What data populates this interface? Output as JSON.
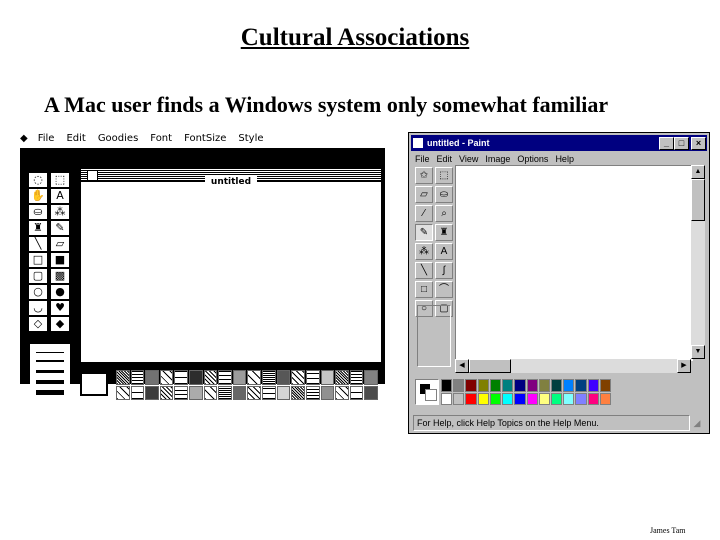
{
  "slide": {
    "title": "Cultural Associations",
    "subtitle": "A Mac user finds a Windows system only somewhat familiar",
    "credit": "James Tam"
  },
  "mac_paint": {
    "apple_menu_icon": "apple-icon",
    "menus": [
      "File",
      "Edit",
      "Goodies",
      "Font",
      "FontSize",
      "Style"
    ],
    "window_title": "untitled",
    "tools": [
      {
        "name": "lasso-icon",
        "glyph": "◌"
      },
      {
        "name": "marquee-icon",
        "glyph": "⬚"
      },
      {
        "name": "grabber-hand-icon",
        "glyph": "✋"
      },
      {
        "name": "text-icon",
        "glyph": "A"
      },
      {
        "name": "paint-bucket-icon",
        "glyph": "⛀"
      },
      {
        "name": "spray-can-icon",
        "glyph": "⁂"
      },
      {
        "name": "brush-icon",
        "glyph": "♜"
      },
      {
        "name": "pencil-icon",
        "glyph": "✎"
      },
      {
        "name": "line-icon",
        "glyph": "╲"
      },
      {
        "name": "eraser-icon",
        "glyph": "▱"
      },
      {
        "name": "rectangle-icon",
        "glyph": "□"
      },
      {
        "name": "filled-rectangle-icon",
        "glyph": "■"
      },
      {
        "name": "rounded-rect-icon",
        "glyph": "▢"
      },
      {
        "name": "filled-rounded-rect-icon",
        "glyph": "▩"
      },
      {
        "name": "oval-icon",
        "glyph": "○"
      },
      {
        "name": "filled-oval-icon",
        "glyph": "●"
      },
      {
        "name": "freeform-icon",
        "glyph": "◡"
      },
      {
        "name": "filled-freeform-icon",
        "glyph": "♥"
      },
      {
        "name": "polygon-icon",
        "glyph": "◇"
      },
      {
        "name": "filled-polygon-icon",
        "glyph": "◆"
      }
    ],
    "pattern_count": 36
  },
  "windows_paint": {
    "title": "untitled - Paint",
    "window_buttons": {
      "minimize": "_",
      "maximize": "□",
      "close": "×"
    },
    "menus": [
      "File",
      "Edit",
      "View",
      "Image",
      "Options",
      "Help"
    ],
    "tools": [
      {
        "name": "free-select-icon",
        "glyph": "✩"
      },
      {
        "name": "select-icon",
        "glyph": "⬚"
      },
      {
        "name": "eraser-icon",
        "glyph": "▱"
      },
      {
        "name": "fill-icon",
        "glyph": "⛀"
      },
      {
        "name": "pick-color-icon",
        "glyph": "⁄"
      },
      {
        "name": "magnifier-icon",
        "glyph": "⌕"
      },
      {
        "name": "pencil-icon",
        "glyph": "✎"
      },
      {
        "name": "brush-icon",
        "glyph": "♜"
      },
      {
        "name": "airbrush-icon",
        "glyph": "⁂"
      },
      {
        "name": "text-icon",
        "glyph": "A"
      },
      {
        "name": "line-icon",
        "glyph": "╲"
      },
      {
        "name": "curve-icon",
        "glyph": "∫"
      },
      {
        "name": "rectangle-icon",
        "glyph": "□"
      },
      {
        "name": "polygon-icon",
        "glyph": "⌒"
      },
      {
        "name": "ellipse-icon",
        "glyph": "○"
      },
      {
        "name": "rounded-rectangle-icon",
        "glyph": "▢"
      }
    ],
    "selected_tool": 6,
    "colors_top": [
      "#000000",
      "#808080",
      "#800000",
      "#808000",
      "#008000",
      "#008080",
      "#000080",
      "#800080",
      "#808040",
      "#004040",
      "#0080ff",
      "#004080",
      "#4000ff",
      "#804000"
    ],
    "colors_bottom": [
      "#ffffff",
      "#c0c0c0",
      "#ff0000",
      "#ffff00",
      "#00ff00",
      "#00ffff",
      "#0000ff",
      "#ff00ff",
      "#ffff80",
      "#00ff80",
      "#80ffff",
      "#8080ff",
      "#ff0080",
      "#ff8040"
    ],
    "status_text": "For Help, click Help Topics on the Help Menu."
  }
}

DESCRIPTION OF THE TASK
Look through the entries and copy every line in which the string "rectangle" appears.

ANSWER BELOW
        "name": "rectangle-icon",
        "name": "filled-rectangle-icon",
        "name": "rectangle-icon",
        "name": "rounded-rectangle-icon",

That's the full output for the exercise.